**What needs to be done**. One figure is the expected answer: how many lines in the listing contain "data".

*** Opening Records for the exercise ***

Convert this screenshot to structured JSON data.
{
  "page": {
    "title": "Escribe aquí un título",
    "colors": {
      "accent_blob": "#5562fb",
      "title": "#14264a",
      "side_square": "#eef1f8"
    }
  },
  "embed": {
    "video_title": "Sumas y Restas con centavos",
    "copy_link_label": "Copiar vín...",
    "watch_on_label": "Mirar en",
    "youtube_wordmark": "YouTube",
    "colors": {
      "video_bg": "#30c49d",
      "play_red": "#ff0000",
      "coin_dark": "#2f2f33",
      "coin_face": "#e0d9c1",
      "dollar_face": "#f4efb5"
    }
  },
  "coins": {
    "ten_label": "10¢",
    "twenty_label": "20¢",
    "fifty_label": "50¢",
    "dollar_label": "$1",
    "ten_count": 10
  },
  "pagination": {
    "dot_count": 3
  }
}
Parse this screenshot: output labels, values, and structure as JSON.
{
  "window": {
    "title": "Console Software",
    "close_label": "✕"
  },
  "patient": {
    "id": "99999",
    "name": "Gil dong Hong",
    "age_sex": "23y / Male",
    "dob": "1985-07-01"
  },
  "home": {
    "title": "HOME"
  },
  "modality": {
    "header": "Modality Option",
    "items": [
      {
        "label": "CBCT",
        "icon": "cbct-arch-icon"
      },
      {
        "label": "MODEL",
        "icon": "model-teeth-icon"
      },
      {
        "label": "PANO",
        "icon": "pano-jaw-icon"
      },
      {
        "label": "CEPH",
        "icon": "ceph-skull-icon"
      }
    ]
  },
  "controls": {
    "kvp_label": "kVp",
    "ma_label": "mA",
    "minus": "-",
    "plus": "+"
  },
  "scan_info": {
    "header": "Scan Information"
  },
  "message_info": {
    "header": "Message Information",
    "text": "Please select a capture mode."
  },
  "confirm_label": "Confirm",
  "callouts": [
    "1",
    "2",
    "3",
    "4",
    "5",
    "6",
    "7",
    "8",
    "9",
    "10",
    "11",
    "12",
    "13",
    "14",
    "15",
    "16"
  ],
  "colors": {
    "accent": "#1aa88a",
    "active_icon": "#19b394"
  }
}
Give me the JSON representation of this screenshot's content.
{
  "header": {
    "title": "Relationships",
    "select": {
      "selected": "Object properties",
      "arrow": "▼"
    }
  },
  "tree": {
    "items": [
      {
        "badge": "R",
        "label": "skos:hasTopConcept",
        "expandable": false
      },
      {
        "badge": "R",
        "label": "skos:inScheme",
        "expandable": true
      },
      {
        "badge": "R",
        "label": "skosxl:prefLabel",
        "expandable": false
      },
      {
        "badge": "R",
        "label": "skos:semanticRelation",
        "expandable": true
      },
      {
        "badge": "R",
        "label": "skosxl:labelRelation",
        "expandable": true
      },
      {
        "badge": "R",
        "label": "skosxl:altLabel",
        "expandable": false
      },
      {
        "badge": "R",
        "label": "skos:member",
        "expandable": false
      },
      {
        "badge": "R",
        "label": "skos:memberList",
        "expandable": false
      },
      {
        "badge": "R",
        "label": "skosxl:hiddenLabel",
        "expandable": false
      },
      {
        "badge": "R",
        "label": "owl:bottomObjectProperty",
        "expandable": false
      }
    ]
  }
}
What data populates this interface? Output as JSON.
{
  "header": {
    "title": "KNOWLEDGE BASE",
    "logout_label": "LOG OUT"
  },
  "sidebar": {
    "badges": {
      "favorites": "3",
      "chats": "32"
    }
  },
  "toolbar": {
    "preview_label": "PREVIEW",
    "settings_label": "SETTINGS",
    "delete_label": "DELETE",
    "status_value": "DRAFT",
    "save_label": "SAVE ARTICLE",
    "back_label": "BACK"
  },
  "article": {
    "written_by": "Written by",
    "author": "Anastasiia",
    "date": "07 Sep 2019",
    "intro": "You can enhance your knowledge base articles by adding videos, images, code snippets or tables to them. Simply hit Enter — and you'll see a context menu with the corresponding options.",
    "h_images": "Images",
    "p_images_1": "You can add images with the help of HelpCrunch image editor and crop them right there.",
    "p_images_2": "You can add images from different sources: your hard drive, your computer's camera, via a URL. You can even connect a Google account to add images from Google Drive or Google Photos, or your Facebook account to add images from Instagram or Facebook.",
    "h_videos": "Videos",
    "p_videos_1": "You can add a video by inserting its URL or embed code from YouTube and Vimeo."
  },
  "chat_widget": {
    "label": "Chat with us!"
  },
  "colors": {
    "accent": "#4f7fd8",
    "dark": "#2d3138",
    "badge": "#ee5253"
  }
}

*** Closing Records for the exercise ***

**Result of the task**. 2